All-terrain vehicles (ATVs) and snowmobiles are popular forms of activity for people living in our area. These vehicles are also used in farming and other industrial settings, for commuting in remote areas, and in emergencies.

ATVs and snowmobiles often weigh more than 550lbs and can exceed speeds of 90km/h. These vehicles typically do not have seatbelts, airbags, walls, or a roof, making riders at risk of injury.

If you ride an ATV or snowmobile, you should know how the vehicle works, how to ride it safely in diverse conditions, and applicable laws.

Tips for safe use

DO:

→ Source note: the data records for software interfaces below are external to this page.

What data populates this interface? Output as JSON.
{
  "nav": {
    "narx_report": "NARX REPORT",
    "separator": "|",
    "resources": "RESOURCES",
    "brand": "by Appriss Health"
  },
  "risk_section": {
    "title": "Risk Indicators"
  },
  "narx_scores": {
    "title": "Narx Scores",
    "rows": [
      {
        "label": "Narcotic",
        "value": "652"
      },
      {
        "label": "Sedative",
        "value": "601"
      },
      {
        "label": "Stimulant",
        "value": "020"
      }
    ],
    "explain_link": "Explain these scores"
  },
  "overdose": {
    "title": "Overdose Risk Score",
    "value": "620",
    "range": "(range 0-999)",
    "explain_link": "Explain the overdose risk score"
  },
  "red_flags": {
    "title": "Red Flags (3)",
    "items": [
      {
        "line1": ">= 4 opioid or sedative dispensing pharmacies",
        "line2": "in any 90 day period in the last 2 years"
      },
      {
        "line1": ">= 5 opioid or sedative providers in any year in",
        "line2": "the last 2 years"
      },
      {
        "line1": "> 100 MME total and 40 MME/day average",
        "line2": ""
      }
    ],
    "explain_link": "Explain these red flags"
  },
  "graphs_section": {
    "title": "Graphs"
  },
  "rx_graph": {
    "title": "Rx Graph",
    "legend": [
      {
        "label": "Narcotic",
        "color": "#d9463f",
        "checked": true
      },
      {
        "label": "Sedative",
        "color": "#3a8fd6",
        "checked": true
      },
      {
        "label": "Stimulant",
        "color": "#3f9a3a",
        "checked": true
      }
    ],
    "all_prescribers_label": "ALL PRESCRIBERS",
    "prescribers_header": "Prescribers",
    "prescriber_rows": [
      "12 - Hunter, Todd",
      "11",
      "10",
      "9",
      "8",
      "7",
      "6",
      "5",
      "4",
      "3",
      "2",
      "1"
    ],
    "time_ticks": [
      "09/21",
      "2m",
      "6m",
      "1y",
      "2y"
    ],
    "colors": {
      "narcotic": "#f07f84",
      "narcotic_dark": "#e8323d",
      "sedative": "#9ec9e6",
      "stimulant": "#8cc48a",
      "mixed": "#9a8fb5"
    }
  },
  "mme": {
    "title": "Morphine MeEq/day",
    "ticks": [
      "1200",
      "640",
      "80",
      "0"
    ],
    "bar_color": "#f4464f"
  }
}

  • Always wear proper fitted helmet and equipment
  • Fill up the gas tank before you leave
  • Get proper training
  • Ride sober
  • Check the weather before heading out
  • Maintain your vehicle
  • Check trail and ice conditions
  • Obey speed limits and road/trail signs
  • Bring a first-aid kit and a survival kit

AVOID

  • Riding alone
  • Riding if you are 16 years or under
  • Night riding without taking proper precautions
  • Driving outside your ability
  • Overloading your vehicle

 Water Safety

 

Drowning is the second leading cause of accidental death for children under the age of five in Canada. Children can drown in as little as 2.5 cm (1 inch) of water.

Child water safety

  • Babies who are too young or small to wear a portable flotation device and who can’t sit without support should be held by an adult at all times while in or around water
  • Toddlers should always be within arm’s reach of an adult when in or around water
  • Never leave children alone in a pool or bathtub, not even for a moment
  • Children and weaker swimmers should wear lifejackets or personal flotation devices in and around pools or bodies of water
  • Hot tubs should not be used by children under the age of five, not even with an adult
  • Enroll your child in swimming lessons

Safe boating

  • Don't drink alcohol or use any other substances that may impair judgment while boating – it is dangerous and you could lose your licence
  • Ensure you have a Canadian-approved flotation device or lifejacket of appropriate size for each passenger on board
  • Wear a lifejacket – 80% boating fatalities occur when not wearing lifejacket
  • Carry a safety kit, including a cell phone
  • Check weather and water conditions
  • Know what to do in an emergency, including CPR and calling 9-1-1.

 

For more information on injury prevention visit the following pages:
Concussions
Helmets
Stay on Your Feet

North Bay

345 Oak Street West
705-474-1400

Parry Sound

70 Joseph Street Unit #302
705-746-5801

Burk's Falls

17 Copeland Street (by appointment only)
1-800-563-2808